Most of these were either rank-and-file traffic police officers or underpaid educators and medics, said Savenkov, who is the deputy head of a legal affairs and civil society committee at the Federation Council, the Russian parliament’s upper chamber.
Meanwhile, studies indicate that bribes in Russia really average 300,000 rubles ($10,000) per case, Savenkov said.
The people taking this kind of money are educated officials with good connections and administrative resources that can be brought down on the heads of any whistleblowers, he said.
“For many, the chance to embezzle is the main motivation to work for the state at all,” Kirill Kabanov, the head of the independent watchdog National Anti-Corruption Committee, said at the press conference.

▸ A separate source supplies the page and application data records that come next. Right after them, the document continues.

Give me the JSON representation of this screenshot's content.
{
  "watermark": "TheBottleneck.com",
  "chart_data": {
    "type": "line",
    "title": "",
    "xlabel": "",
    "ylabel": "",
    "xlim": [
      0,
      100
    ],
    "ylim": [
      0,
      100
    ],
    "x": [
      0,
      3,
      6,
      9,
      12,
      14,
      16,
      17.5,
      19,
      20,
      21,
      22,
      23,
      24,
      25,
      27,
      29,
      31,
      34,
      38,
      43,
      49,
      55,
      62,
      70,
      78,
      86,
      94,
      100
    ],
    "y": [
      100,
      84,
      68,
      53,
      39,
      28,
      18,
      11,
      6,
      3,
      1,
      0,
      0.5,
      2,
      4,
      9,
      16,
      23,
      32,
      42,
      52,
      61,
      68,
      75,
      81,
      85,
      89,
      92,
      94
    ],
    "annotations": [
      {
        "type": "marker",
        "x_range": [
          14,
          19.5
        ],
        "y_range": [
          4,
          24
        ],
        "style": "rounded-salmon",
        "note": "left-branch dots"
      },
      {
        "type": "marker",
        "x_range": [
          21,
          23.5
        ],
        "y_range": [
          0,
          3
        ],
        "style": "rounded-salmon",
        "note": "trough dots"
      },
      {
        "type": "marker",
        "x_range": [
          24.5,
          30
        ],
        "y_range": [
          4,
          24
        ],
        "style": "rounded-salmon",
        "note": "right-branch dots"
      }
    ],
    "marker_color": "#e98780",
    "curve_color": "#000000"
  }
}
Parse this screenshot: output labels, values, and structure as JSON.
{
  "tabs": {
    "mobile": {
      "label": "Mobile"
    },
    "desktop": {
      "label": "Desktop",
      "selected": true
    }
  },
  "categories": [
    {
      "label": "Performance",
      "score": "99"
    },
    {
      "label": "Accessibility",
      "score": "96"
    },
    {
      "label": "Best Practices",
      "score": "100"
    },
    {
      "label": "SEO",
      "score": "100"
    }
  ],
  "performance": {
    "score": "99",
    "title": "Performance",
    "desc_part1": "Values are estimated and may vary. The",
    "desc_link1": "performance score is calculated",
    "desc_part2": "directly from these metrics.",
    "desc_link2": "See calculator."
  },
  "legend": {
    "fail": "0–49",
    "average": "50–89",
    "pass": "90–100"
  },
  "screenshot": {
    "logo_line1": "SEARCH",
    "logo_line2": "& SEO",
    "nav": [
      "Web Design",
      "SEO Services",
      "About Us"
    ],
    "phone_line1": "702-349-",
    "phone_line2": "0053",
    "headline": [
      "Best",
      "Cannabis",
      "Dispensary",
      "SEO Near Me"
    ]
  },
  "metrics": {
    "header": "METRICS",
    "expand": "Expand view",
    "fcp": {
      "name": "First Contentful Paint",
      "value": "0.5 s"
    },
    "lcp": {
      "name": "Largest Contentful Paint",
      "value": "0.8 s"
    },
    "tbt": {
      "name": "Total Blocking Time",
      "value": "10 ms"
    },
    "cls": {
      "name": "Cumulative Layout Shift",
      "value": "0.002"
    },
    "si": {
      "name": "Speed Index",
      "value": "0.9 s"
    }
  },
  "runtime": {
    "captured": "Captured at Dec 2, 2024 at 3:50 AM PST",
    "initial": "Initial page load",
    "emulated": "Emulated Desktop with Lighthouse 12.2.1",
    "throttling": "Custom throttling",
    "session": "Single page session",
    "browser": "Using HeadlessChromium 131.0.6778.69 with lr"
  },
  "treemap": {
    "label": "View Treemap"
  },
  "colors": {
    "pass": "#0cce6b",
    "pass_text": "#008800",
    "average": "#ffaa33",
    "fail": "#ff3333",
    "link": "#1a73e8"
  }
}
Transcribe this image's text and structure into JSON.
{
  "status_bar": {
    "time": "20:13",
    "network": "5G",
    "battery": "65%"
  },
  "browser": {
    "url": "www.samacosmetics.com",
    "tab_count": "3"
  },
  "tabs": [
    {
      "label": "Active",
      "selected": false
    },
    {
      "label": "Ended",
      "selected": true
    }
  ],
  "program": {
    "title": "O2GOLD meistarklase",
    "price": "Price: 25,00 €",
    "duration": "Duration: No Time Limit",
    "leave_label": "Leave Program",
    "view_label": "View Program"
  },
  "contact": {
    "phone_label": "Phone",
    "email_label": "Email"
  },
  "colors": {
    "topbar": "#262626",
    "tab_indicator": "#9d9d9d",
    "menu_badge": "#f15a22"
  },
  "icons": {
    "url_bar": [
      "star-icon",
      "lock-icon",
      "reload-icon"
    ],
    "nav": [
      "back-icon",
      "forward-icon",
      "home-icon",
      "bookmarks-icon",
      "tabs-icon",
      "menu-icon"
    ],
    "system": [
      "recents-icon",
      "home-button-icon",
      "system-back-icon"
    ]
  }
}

The Transparency International global watchdog estimated corruption in Russia at $300 billion in 2012, placing Russia 133rd out of 174 countries in its Corruption Perceptions Index last year.
Last fall the Kremlin launched an anti-corruption campaign, promising to limit the right of legislators and state officials to own assets abroad, purging several lawmakers over allegations of illegal business activity and implicating two federal ministers in corruption cases – a former and a then-active one. But neither minister was charged, and the law on assets remains stuck in legislative limbo.
President Vladimir Putin is toeing a dangerous line in his anti-graft campaign because state bureaucrats are his core power base, Kabanov said.
Putin won their loyalty by looking the other way when they abused their authority for personal gain, Kabanov said.
But now that the public is growing increasingly displeased with rampant corruption, Putin is forced to maneuver between appeasing the people and not disturbing the bureaucracy too much, the expert said.
“It is still not too late to change the system, and Putin is earnest about his campaign. But it’s a race against time, with total disintegration [of the country] as the worst outcome if he fails,” Kabanov told RIA Novosti after the press conference.